Considering Android own 75% of the market, your whole statement has just been shot down in flames.
Last I read, the average iOS user spends four times as much money on apps as the average Android user. And also, iOS web traffic is still higher than Android traffic despite Android dominating the market. That means iOS users actually use their devices, something ad-based developers live and die by. Marketshare, while important, is not the only story here.
So, yeah, there's a reason why developers still prefer to write for iOS and port to Android. It's easier to write for iOS, there are less versioning and fragmentation problems, and you only have to write for 5-7 hardware configurations at any given moment.
Regarding spending money on apps, I am sure that is likely because there are millions more free apps on Android as opposed to iOS where it seems the $.99 app is much more common rather than being free/ad supported.
Regarding web usage, I bet a large portion of that is due to the iPad since that is used quite a lot in business and has been around in the tablet market much longer. I noticed you didn't quote some solid statistics though, and I imagine that every day that web traffic stat gets closer and closer to Android's favor.
Programming for Android is actually very easy. Especially for those used to Java programming. And the fact that it is an open market without all the overly strict processes involved with Apple leads many developers to go Android first, then port to Apple later. More and more this seems to be becoming the case. I know in my company, all of our apps are first released on Android and then slowly ported over as we have time.
As someone else pointed out, the statistics are showing marginal Android growth over the past year in web usage. I'm not bashing Android at all. As a web developer, I don't care who "wins" this battle. I program for the "winner" no matter who it is.
In my own experiences (largely in US-based websites with US-based traffic), iOS traffic has exploded to over 18% of my overall traffic, up from 13.something% a year ago. In that same timeframe, Android traffic has gone from 6.something% to 7.5%. Far lower than I expected given the sales figures of Android-based devices (these numbers are including all iOS and all Android products).
And free ad-based apps only support my notion that developers will continue to program for iOS first. Ad-based revenue almost never pays as well as up-front money for an app. As someone with plenty of web advertising experience, I can say this with absolute certainty. You need need at least a thousand views (probably more) from every user to make up the $.70 you earn from a 99 cent app. That's just not going to happen. Mobile advertising doesn't pay for shit. It's awful compared to desktop-based advertising, which is already a giant step down from every other form of advertising. A single person can barely make a decent living from a million pageview per month website, much less a million pageview per month mobile app.

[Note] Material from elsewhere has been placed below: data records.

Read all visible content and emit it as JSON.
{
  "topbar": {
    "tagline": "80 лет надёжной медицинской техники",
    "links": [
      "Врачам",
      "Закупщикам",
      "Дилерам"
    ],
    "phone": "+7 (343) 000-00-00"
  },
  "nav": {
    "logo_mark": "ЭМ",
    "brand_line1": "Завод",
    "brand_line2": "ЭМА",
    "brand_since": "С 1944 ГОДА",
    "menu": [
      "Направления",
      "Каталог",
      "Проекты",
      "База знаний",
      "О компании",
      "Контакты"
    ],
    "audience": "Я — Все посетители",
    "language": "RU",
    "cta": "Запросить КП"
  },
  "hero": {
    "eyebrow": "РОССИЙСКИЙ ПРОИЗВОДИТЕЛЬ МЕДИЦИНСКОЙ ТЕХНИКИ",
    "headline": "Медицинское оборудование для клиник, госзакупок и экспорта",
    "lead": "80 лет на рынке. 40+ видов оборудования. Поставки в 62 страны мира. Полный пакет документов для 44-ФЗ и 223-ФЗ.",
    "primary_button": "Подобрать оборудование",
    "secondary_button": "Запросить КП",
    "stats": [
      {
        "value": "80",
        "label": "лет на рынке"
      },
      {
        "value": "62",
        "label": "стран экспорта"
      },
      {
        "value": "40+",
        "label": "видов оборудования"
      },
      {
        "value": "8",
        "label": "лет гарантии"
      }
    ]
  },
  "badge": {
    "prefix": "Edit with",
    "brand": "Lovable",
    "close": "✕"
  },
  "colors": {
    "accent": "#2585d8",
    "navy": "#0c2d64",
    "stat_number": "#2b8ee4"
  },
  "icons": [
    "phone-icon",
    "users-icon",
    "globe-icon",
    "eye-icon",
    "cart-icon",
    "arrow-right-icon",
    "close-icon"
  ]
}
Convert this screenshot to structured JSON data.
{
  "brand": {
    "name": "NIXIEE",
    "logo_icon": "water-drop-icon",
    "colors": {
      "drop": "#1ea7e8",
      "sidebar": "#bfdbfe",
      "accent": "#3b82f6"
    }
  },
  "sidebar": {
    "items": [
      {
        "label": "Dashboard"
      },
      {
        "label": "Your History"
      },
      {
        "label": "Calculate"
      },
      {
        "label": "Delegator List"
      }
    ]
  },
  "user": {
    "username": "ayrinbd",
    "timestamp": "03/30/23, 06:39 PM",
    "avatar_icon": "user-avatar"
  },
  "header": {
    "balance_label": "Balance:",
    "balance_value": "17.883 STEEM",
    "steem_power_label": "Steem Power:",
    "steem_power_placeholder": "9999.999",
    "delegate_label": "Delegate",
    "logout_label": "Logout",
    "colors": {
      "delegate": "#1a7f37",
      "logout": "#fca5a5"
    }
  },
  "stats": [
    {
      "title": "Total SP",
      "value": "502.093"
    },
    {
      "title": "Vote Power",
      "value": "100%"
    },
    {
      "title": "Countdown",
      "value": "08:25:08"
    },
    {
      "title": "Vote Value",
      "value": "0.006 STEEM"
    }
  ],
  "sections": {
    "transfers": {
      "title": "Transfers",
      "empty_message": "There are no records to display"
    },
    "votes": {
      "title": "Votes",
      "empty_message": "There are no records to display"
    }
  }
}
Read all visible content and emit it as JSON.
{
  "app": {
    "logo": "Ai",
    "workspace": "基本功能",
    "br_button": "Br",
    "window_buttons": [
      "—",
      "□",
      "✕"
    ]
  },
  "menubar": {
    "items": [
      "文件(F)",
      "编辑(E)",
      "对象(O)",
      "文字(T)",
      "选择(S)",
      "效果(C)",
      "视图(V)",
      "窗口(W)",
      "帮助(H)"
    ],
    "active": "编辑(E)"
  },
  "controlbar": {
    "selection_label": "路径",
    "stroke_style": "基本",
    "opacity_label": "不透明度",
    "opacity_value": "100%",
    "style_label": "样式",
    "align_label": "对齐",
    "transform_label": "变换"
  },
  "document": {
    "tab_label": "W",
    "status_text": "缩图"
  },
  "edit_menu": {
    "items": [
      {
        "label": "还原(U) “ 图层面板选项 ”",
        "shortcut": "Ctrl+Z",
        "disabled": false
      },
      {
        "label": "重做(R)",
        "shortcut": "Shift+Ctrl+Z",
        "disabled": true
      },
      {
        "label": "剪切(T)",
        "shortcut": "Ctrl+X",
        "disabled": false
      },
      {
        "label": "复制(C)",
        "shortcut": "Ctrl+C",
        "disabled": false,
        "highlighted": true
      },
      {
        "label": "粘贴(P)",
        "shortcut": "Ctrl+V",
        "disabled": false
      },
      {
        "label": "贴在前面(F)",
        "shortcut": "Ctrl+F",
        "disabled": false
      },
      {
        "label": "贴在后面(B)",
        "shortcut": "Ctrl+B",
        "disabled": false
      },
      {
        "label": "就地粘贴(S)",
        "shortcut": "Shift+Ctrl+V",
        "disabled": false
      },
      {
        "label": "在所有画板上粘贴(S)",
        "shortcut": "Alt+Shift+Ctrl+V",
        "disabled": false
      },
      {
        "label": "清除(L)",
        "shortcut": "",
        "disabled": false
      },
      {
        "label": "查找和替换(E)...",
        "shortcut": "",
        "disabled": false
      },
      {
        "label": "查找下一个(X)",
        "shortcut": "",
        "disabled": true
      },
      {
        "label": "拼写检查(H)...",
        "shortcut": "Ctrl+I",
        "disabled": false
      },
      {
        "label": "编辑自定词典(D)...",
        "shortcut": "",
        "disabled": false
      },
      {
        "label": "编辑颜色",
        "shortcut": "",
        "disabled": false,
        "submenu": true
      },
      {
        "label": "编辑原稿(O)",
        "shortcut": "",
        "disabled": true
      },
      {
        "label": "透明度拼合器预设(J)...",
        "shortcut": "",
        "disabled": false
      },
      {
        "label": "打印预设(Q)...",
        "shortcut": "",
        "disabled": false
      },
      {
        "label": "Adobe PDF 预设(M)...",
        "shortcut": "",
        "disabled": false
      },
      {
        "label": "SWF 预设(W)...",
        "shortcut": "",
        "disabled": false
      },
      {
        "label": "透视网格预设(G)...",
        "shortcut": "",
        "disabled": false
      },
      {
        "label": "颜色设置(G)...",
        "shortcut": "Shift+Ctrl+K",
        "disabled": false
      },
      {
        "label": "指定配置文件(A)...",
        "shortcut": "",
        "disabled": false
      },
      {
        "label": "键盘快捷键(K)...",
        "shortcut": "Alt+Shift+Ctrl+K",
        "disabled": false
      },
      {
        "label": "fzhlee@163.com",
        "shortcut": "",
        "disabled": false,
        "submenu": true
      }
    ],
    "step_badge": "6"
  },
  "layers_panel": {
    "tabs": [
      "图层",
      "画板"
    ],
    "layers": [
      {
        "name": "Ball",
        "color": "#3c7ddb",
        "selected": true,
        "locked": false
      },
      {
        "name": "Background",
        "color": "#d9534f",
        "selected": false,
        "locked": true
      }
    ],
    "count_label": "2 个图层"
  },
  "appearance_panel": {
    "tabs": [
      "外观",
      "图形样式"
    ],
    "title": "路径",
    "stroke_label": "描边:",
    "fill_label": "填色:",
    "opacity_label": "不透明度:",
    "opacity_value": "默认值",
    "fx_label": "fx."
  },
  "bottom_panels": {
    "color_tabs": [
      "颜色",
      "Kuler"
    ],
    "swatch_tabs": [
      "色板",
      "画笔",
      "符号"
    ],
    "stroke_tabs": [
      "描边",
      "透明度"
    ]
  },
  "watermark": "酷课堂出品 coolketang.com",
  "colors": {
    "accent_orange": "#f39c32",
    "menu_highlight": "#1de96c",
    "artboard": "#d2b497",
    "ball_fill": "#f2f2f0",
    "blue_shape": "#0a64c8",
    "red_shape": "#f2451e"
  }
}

Again, I'm not bashing Android. I'm simply pointing out that there are tangible benefits to the closed eco-system used by Apple and it doesn't only benefit Apple itself. Developers can thrive in such an environment as well. To offset and overcome this discrepency, Android is going to have to push sheer volume through marketshare, which they appear to be doing quite well, just not at the pace I expected in regards to users actually using the device.